DATA:
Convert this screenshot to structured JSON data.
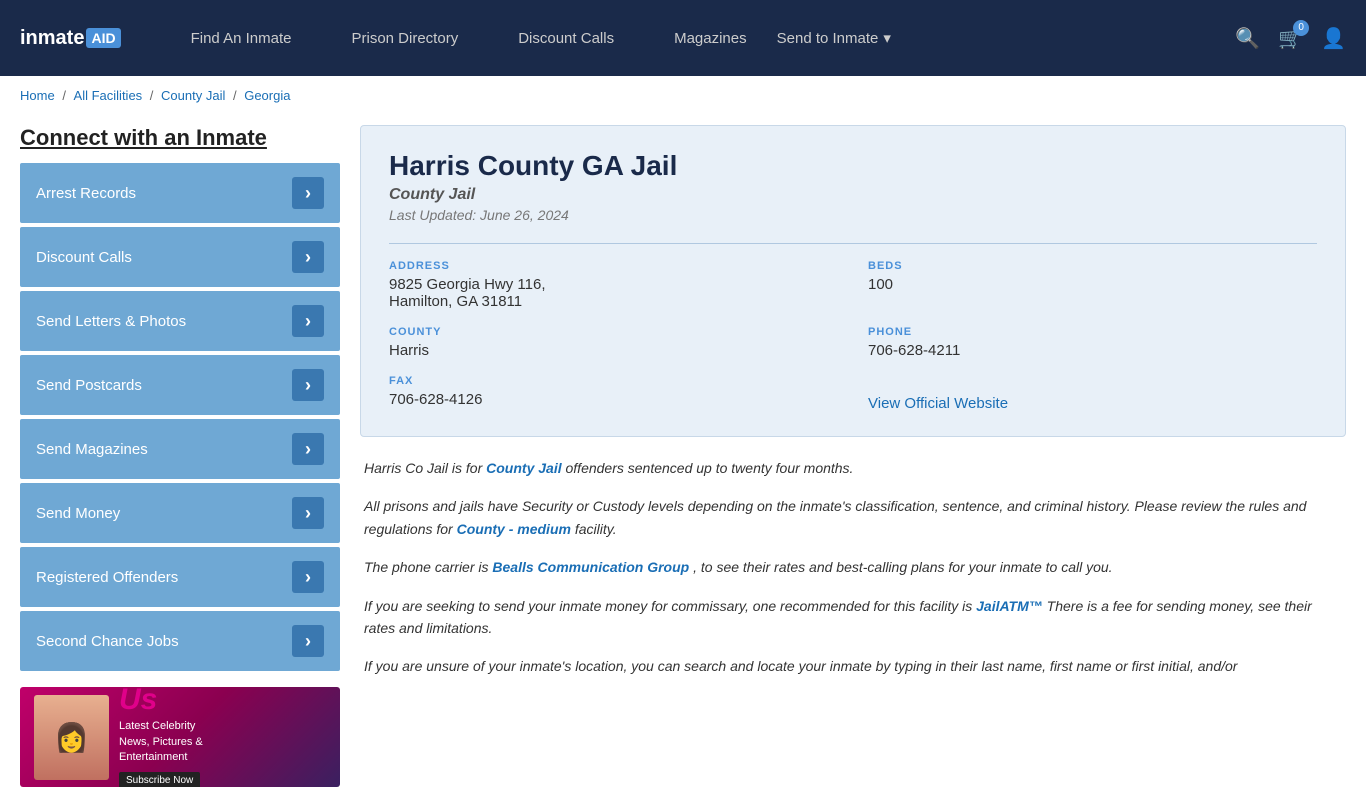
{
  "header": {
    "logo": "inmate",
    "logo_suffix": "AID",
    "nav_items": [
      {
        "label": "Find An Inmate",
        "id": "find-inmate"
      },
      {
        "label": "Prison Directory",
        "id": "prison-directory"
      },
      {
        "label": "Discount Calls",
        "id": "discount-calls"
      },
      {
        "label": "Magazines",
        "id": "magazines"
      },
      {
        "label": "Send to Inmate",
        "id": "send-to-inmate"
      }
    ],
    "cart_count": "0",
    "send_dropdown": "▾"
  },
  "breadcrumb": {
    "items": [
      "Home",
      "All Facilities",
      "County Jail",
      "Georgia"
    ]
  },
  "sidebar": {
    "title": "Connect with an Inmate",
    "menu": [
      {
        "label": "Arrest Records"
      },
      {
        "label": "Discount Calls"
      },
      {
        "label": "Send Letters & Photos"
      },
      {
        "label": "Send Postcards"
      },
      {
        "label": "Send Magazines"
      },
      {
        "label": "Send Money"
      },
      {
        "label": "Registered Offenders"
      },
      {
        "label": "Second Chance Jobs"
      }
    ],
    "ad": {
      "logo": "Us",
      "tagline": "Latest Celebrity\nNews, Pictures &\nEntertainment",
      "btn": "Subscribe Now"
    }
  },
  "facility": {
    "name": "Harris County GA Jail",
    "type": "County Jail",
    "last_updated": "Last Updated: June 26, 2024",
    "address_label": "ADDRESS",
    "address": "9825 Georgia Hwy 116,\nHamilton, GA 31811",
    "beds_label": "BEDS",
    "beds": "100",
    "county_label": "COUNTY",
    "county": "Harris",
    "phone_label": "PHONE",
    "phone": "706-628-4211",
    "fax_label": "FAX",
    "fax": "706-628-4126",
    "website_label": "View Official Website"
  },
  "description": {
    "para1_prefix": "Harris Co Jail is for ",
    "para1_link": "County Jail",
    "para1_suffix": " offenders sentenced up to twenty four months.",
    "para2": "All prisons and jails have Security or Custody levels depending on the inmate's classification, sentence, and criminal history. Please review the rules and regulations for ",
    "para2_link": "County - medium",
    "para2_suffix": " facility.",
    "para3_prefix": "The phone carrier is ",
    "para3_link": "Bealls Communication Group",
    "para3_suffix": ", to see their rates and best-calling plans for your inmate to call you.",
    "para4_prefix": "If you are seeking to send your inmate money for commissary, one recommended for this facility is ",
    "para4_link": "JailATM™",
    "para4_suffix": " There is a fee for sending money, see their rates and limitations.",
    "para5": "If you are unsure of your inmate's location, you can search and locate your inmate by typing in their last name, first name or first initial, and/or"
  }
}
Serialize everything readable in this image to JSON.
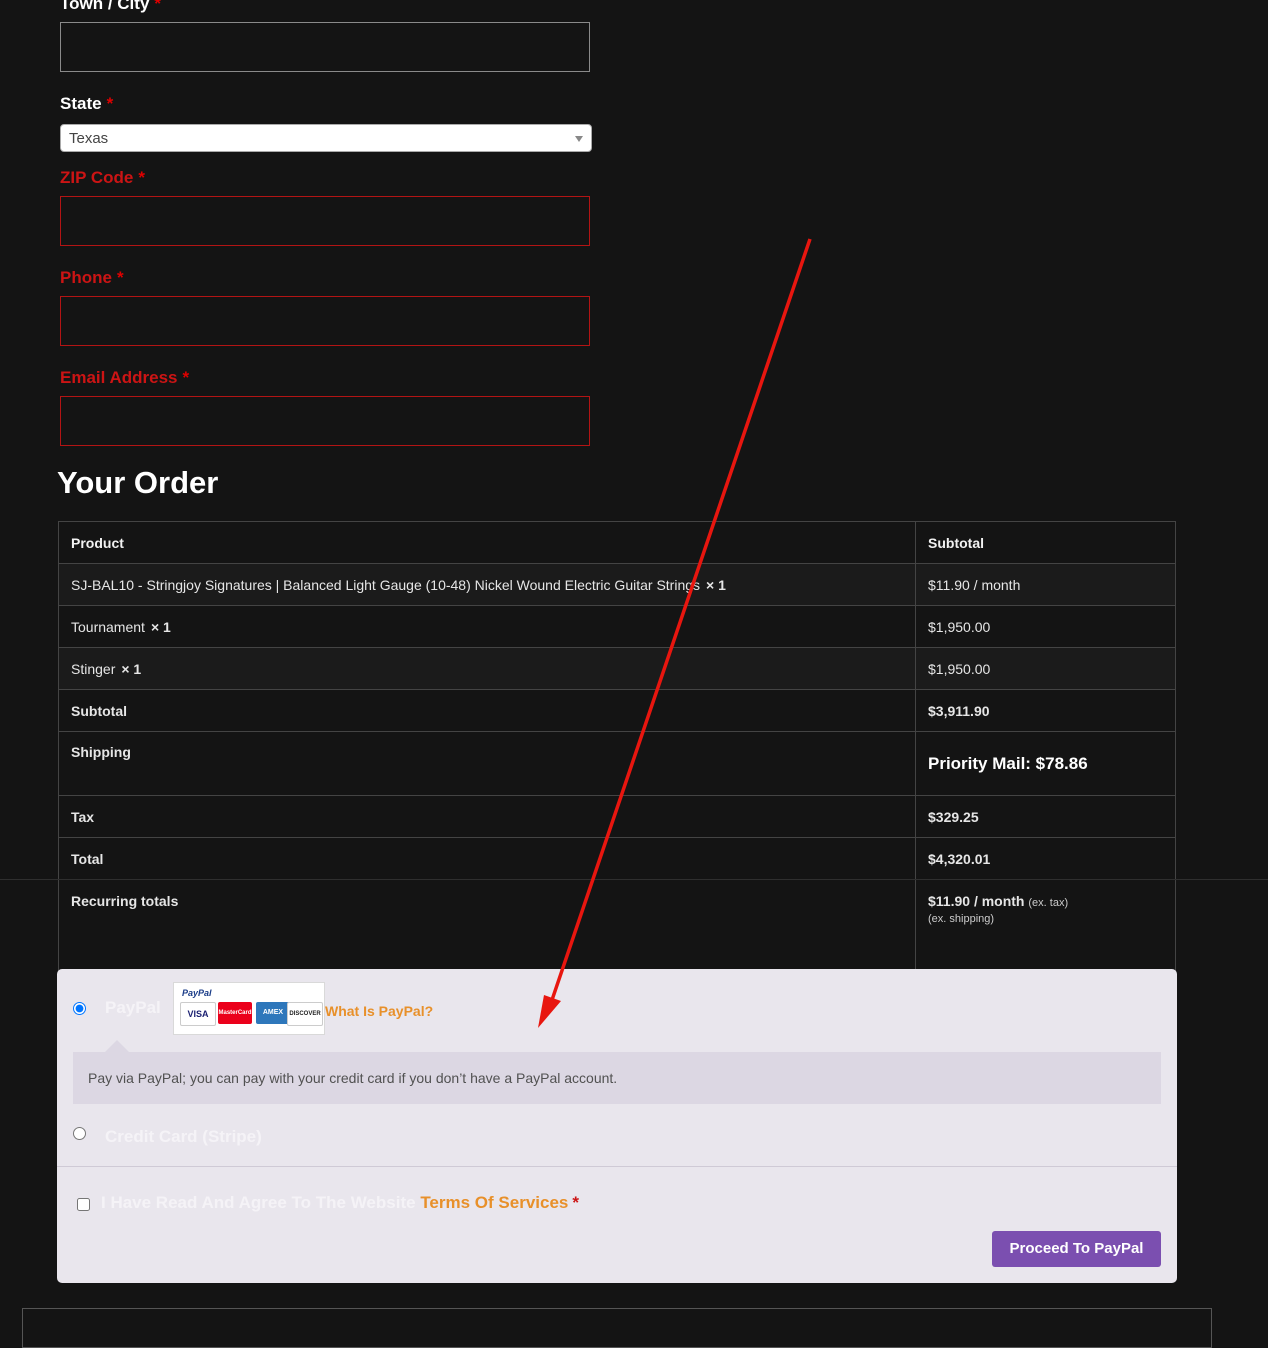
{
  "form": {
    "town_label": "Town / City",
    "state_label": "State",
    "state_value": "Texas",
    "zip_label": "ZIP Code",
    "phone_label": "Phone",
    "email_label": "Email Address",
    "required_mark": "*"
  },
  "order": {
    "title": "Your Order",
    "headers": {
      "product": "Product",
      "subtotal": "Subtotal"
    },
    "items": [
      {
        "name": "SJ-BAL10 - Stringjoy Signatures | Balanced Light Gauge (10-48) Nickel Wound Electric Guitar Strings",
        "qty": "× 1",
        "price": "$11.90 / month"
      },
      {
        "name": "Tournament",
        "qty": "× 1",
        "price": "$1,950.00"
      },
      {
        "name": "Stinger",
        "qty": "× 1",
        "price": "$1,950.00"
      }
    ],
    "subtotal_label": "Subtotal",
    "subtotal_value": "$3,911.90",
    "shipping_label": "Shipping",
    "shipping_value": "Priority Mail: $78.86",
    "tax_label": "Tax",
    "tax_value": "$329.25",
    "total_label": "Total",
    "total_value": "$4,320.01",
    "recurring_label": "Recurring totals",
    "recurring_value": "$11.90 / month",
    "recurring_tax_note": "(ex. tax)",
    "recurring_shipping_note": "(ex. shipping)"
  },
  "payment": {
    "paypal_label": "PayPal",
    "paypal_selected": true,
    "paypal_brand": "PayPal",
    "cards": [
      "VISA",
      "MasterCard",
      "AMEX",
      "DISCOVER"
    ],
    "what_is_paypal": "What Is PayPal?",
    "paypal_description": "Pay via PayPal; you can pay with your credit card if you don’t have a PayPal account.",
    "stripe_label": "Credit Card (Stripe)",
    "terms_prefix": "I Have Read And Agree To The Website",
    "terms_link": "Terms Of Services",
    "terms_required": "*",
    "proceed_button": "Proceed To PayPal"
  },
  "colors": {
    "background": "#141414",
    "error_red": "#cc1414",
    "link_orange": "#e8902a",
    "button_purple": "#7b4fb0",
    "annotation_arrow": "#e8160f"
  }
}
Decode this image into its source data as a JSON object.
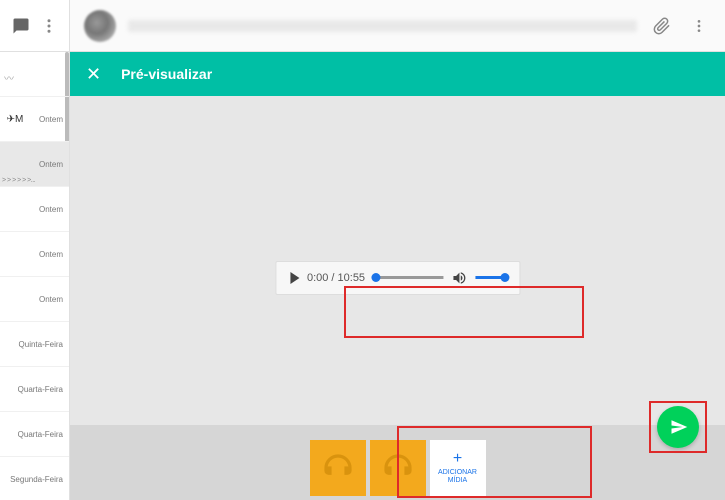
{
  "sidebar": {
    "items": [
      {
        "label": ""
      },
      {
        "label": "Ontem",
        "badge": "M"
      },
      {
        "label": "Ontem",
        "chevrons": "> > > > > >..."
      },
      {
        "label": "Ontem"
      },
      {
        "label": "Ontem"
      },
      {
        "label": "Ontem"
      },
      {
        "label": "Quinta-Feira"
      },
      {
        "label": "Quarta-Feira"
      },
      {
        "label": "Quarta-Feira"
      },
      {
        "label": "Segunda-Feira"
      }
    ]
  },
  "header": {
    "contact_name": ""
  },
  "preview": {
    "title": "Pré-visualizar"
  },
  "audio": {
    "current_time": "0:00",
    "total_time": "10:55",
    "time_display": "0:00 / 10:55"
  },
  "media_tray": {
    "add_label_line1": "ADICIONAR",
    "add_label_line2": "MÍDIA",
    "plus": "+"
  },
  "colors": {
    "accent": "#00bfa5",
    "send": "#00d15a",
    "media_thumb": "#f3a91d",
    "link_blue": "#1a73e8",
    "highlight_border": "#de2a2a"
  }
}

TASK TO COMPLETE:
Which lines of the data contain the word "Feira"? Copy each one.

RESPONSE:
        "label": "Quinta-Feira"
        "label": "Quarta-Feira"
        "label": "Quarta-Feira"
        "label": "Segunda-Feira"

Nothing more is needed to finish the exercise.